# How to complete this task
The expected output is every entry below, exact in every character.
━━━━━━━━━━
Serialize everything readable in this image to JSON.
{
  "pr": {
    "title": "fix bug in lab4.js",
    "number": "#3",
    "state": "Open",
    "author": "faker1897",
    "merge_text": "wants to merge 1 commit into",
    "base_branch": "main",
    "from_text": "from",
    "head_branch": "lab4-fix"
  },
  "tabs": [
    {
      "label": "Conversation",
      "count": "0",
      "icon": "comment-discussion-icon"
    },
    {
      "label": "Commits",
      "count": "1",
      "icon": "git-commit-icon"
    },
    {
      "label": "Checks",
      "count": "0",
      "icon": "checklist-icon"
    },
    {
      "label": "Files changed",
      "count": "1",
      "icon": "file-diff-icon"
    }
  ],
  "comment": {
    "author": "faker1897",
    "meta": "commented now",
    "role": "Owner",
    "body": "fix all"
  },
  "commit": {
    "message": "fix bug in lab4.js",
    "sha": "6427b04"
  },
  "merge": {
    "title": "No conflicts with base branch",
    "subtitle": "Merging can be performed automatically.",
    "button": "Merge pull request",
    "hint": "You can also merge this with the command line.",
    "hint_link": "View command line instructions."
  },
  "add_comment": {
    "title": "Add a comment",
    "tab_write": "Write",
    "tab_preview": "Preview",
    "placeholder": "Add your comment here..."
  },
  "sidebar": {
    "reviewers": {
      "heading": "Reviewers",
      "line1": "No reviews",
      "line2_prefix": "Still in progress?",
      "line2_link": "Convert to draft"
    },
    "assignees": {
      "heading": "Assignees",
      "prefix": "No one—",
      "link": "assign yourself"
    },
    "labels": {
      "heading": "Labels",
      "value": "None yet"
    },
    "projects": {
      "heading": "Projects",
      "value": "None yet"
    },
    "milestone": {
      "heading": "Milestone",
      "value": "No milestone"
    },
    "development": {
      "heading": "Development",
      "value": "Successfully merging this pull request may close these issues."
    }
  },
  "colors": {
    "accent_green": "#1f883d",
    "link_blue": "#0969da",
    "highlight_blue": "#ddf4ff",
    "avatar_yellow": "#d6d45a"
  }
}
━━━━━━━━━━
# Expected answer
Serialize everything readable in this image to JSON.
{
  "pr": {
    "title": "fix bug in lab4.js",
    "number": "#3",
    "state": "Open",
    "author": "faker1897",
    "merge_text": "wants to merge 1 commit into",
    "base_branch": "main",
    "from_text": "from",
    "head_branch": "lab4-fix"
  },
  "tabs": [
    {
      "label": "Conversation",
      "count": "0",
      "icon": "comment-discussion-icon"
    },
    {
      "label": "Commits",
      "count": "1",
      "icon": "git-commit-icon"
    },
    {
      "label": "Checks",
      "count": "0",
      "icon": "checklist-icon"
    },
    {
      "label": "Files changed",
      "count": "1",
      "icon": "file-diff-icon"
    }
  ],
  "comment": {
    "author": "faker1897",
    "meta": "commented now",
    "role": "Owner",
    "body": "fix all"
  },
  "commit": {
    "message": "fix bug in lab4.js",
    "sha": "6427b04"
  },
  "merge": {
    "title": "No conflicts with base branch",
    "subtitle": "Merging can be performed automatically.",
    "button": "Merge pull request",
    "hint": "You can also merge this with the command line.",
    "hint_link": "View command line instructions."
  },
  "add_comment": {
    "title": "Add a comment",
    "tab_write": "Write",
    "tab_preview": "Preview",
    "placeholder": "Add your comment here..."
  },
  "sidebar": {
    "reviewers": {
      "heading": "Reviewers",
      "line1": "No reviews",
      "line2_prefix": "Still in progress?",
      "line2_link": "Convert to draft"
    },
    "assignees": {
      "heading": "Assignees",
      "prefix": "No one—",
      "link": "assign yourself"
    },
    "labels": {
      "heading": "Labels",
      "value": "None yet"
    },
    "projects": {
      "heading": "Projects",
      "value": "None yet"
    },
    "milestone": {
      "heading": "Milestone",
      "value": "No milestone"
    },
    "development": {
      "heading": "Development",
      "value": "Successfully merging this pull request may close these issues."
    }
  },
  "colors": {
    "accent_green": "#1f883d",
    "link_blue": "#0969da",
    "highlight_blue": "#ddf4ff",
    "avatar_yellow": "#d6d45a"
  }
}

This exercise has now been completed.